_Task directions_. Would you copy each line of the data below that has "method"?

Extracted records
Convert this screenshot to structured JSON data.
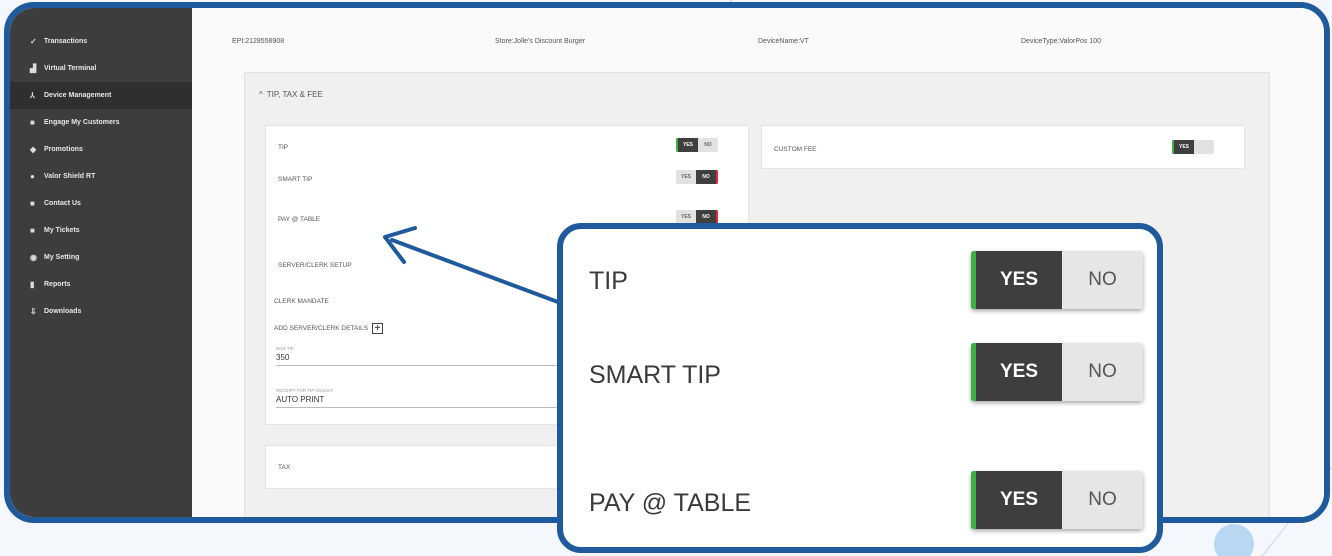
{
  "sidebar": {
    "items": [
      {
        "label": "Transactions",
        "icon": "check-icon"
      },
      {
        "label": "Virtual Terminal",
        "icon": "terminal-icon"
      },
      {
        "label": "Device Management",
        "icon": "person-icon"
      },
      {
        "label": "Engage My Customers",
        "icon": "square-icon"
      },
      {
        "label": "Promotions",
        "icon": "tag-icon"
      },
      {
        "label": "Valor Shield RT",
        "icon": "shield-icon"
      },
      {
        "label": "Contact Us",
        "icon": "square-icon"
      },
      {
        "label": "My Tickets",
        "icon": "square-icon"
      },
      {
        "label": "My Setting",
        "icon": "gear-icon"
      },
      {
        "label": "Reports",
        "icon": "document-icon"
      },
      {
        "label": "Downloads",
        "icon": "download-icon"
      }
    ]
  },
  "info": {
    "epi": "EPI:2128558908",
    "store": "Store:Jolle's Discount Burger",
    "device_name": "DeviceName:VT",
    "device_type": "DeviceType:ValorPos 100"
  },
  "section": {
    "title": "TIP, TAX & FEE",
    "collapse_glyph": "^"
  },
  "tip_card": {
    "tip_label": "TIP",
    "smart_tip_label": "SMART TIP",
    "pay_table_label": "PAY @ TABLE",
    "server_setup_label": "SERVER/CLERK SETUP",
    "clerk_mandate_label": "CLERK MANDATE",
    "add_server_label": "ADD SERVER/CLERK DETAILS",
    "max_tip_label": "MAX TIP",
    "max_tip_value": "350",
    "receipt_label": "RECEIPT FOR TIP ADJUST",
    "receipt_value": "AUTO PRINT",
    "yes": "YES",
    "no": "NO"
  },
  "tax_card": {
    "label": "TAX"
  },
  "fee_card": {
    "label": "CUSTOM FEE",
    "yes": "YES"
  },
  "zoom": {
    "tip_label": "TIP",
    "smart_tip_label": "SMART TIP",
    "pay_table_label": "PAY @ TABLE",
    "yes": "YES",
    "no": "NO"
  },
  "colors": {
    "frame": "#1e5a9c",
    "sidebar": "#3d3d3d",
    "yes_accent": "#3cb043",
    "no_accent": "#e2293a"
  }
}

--

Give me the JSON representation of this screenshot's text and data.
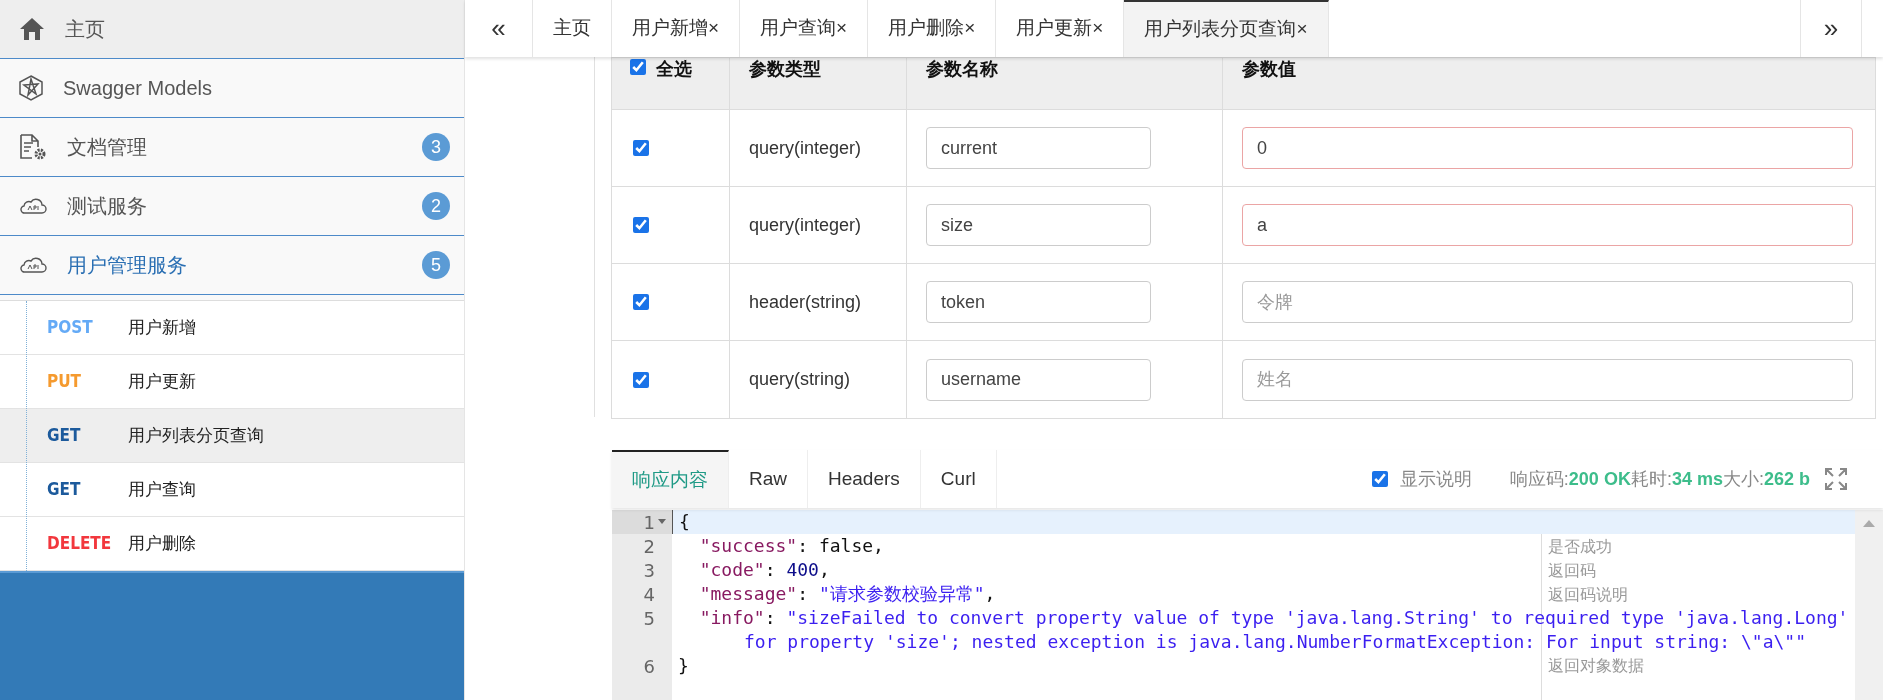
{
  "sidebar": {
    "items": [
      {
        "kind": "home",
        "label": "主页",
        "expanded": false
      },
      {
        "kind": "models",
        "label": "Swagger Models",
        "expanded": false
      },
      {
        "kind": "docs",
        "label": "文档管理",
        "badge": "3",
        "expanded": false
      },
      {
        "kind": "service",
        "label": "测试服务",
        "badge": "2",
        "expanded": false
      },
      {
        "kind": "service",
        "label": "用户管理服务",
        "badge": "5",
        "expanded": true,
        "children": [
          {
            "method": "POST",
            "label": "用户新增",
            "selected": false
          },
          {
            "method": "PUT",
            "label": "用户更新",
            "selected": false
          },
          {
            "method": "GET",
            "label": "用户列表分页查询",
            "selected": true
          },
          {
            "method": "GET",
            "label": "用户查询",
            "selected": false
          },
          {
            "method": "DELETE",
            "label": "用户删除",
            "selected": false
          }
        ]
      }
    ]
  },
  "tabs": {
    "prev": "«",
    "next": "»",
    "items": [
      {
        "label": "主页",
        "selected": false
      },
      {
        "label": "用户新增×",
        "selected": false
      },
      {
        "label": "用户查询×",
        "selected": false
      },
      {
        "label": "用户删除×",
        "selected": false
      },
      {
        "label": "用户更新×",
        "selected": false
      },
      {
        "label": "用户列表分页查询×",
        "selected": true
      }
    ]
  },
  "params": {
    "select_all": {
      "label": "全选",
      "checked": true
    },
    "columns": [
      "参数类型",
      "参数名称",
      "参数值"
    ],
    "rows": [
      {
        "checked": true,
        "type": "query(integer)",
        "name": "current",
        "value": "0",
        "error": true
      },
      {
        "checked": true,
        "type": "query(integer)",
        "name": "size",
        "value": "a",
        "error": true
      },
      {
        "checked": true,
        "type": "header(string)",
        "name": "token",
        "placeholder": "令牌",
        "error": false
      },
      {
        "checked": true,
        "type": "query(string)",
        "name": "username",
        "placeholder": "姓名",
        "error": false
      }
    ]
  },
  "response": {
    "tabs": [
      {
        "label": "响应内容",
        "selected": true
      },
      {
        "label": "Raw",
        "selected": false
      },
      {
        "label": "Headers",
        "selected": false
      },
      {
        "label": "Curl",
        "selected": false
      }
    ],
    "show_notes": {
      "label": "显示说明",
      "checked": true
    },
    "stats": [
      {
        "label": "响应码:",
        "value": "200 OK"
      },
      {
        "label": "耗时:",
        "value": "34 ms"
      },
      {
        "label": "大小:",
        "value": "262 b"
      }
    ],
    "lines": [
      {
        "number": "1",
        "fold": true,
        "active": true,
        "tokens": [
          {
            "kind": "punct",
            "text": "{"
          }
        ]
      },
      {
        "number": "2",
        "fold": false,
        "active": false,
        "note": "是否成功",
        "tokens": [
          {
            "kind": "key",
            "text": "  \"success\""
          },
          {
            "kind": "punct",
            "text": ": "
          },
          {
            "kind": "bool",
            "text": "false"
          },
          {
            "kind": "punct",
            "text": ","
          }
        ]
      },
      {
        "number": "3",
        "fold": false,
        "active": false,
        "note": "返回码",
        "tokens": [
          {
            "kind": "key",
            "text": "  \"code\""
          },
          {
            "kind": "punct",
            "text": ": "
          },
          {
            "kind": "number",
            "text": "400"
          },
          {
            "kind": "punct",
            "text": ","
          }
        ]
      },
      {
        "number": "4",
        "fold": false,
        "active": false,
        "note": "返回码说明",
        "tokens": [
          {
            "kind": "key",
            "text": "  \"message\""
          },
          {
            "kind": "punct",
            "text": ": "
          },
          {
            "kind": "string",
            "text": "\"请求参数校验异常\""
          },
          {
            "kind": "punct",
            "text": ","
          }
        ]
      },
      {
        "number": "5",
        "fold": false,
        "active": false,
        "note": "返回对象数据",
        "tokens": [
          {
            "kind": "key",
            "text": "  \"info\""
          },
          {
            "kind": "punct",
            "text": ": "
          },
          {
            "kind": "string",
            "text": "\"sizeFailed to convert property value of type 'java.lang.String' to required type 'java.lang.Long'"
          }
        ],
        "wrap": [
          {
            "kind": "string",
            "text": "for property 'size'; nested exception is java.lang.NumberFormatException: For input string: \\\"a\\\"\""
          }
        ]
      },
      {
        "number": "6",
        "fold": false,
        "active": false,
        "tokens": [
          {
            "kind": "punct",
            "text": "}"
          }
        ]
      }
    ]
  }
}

_Solution to this task_.
            "method": "POST",
            "method": "PUT",
            "method": "GET",
            "method": "GET",
            "method": "DELETE",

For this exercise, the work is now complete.